Outside the school’s walls in this the capital of the southern Arabian nation Yemen, one of the poorest and least westernized countries in the Arab world, most men roam the streets with their jambiyas, or traditional daggers, hanging from their belts, while the women wear the niqab, a black head-to-toe covering that in many instances does not even reveal the eyes. It’s a land where tribal allegiances run deep and conservative Islam pervades daily life.

It's also a land that the U.S. State Department quite explicitly discourages Americans like Karp from visiting unless absolutely necessary. 

Needless to say, the idea of engaging in small talk with the locals seems a little far-fetched. Yet, that is exactly what Karp came here for two months ago, after having completed a bachelor of arts in Middle Eastern Studies at Brown and studied Arabic in Jordan. Sana’a is known among foreigners for its inexpensive yet high-quality Arabic schools — and for the fact that few Yemenis speak English, which forces students to practice outside school hours.

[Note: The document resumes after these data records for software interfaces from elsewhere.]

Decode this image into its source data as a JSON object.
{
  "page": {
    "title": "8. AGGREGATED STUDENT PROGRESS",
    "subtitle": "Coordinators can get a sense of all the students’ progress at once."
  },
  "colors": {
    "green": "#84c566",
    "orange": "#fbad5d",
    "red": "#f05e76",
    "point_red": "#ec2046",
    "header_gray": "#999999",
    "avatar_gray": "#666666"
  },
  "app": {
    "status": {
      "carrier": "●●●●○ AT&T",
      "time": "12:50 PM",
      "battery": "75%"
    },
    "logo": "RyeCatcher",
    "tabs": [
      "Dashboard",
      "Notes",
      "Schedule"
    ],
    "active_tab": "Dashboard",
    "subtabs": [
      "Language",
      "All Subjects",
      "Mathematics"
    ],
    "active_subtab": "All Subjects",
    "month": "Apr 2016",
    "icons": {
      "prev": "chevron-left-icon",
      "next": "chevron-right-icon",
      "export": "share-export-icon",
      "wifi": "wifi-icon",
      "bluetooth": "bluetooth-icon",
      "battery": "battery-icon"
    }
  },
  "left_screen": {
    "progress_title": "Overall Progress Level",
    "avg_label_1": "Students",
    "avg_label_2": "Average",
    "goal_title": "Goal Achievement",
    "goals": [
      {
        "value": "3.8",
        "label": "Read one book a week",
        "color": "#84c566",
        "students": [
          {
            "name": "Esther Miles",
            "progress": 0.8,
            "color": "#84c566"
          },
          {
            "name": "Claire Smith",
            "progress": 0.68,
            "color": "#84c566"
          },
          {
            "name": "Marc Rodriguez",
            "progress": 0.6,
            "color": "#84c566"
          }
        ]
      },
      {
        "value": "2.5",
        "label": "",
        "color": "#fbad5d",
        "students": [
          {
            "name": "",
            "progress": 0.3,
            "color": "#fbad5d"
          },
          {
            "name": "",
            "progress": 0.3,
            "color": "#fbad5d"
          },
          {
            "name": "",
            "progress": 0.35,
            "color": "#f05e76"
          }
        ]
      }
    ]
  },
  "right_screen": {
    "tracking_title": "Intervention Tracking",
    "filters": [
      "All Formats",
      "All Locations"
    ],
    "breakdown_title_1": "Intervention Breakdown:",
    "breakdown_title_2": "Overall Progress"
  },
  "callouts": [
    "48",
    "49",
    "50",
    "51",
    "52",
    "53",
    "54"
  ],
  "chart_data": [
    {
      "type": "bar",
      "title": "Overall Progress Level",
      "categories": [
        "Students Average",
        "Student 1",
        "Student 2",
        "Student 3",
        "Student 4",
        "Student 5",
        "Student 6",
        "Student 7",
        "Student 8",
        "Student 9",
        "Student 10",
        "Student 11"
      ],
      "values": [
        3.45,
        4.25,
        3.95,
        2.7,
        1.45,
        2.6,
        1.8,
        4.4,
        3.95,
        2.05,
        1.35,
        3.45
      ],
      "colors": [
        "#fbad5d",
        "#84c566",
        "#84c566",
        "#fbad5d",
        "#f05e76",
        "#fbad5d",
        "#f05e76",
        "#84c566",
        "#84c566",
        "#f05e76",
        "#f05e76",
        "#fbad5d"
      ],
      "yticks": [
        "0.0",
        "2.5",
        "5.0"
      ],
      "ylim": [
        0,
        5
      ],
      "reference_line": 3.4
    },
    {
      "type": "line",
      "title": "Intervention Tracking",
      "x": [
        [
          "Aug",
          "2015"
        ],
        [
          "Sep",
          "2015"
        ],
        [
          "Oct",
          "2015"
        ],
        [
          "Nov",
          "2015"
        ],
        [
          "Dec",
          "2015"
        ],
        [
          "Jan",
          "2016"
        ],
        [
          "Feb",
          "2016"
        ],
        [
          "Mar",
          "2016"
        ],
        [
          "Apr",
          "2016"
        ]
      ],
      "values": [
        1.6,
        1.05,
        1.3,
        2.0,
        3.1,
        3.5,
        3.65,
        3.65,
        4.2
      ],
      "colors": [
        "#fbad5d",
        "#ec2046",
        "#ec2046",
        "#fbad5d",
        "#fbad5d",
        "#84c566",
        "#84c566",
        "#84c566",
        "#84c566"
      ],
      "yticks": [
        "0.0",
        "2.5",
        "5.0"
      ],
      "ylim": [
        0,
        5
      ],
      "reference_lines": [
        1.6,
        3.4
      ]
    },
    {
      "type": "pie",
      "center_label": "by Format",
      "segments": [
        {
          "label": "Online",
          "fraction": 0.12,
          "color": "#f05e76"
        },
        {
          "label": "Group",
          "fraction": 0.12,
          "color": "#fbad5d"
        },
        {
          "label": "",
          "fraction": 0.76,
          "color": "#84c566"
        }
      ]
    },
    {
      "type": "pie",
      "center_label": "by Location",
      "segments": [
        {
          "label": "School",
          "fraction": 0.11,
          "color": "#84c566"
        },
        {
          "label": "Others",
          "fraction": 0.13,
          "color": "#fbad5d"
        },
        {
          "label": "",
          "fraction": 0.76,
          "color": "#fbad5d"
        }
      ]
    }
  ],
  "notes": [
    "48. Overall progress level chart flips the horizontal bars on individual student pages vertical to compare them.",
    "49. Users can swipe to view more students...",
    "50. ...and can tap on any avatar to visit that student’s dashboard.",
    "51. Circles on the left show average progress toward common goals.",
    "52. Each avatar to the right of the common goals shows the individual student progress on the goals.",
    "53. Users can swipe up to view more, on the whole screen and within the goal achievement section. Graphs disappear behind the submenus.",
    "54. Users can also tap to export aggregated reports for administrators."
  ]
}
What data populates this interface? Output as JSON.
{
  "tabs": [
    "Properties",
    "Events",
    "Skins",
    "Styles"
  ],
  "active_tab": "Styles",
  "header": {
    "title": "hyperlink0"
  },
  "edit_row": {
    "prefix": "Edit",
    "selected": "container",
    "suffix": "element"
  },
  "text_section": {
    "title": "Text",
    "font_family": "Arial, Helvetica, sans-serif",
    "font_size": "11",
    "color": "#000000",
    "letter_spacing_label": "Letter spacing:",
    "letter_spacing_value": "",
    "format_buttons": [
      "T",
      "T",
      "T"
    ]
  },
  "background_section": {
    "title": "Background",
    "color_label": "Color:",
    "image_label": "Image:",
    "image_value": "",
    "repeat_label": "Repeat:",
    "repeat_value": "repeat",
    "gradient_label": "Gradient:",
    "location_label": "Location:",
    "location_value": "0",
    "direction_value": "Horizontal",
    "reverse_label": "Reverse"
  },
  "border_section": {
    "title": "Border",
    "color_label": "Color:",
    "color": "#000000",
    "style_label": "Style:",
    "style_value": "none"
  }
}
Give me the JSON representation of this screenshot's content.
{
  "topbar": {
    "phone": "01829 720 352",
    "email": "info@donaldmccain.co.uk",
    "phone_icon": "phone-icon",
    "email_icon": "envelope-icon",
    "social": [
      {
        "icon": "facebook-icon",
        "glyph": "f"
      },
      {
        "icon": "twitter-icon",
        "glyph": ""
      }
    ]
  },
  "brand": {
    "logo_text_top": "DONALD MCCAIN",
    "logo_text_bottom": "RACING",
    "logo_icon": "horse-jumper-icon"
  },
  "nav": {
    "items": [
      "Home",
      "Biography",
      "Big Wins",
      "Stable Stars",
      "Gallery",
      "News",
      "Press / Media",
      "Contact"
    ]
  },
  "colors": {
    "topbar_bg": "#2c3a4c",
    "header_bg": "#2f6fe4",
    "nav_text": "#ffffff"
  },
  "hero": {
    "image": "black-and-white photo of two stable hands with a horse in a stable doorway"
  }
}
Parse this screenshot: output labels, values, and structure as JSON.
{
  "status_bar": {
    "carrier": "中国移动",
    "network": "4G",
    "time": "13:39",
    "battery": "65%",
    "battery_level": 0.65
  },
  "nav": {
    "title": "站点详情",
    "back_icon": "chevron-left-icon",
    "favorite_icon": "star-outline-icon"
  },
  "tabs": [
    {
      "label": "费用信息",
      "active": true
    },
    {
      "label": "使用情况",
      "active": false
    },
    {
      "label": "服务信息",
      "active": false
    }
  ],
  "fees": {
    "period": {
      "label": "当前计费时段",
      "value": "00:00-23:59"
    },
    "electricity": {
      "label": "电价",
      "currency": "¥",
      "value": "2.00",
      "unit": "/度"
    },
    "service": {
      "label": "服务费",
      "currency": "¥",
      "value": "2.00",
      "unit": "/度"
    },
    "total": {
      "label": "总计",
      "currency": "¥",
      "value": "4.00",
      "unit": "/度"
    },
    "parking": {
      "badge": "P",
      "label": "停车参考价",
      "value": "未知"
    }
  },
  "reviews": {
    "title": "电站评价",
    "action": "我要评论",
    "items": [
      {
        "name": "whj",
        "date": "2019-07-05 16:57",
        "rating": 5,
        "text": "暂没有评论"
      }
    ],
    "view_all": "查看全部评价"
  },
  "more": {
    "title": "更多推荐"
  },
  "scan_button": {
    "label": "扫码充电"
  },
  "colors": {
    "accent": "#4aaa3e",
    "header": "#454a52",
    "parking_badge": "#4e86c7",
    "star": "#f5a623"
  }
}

And astoundingly, given the extreme suspicion with which America has treated Yemen since the attacks of Sept. 11, 2001 — the country is, after all, the birthplace of Mohamed Bin Laden, father of Al Qaeda leader Osama, and according to Human Rights Watch, the homeland of most of the 241 detainees still in Guatanamo Bay — he is by no means alone.

The number of students studying at one Arabic school, the College of Arabic Language and Eastern Studies (CALES) jumped from about eight students in 2000 to its highest number, 120, in 2007, and American students made up the majority of foreigners attending.

“I thought that Yemen would be more of an immersion experience into the Arabic language,” said Minnesota native Heather Sweetser, 29, when explaining her reasons for choosing Yemen over other popular Arabic language study locales like Morocco and Egypt. “And to my good fortune that’s what I found."

However, the benefits of studying Arabic in a country with little English language penetration also come with a price. Frequent foreigner kidnappings have been a longstanding problem in Yemen, and just last week two Dutch citizens were kidnapped on the outskirts of Sana’a by a neighboring tribe.

Moreover, Yemen faces a severe threat to its own national security — Al Qaeda’s presence in the country has been on the rise.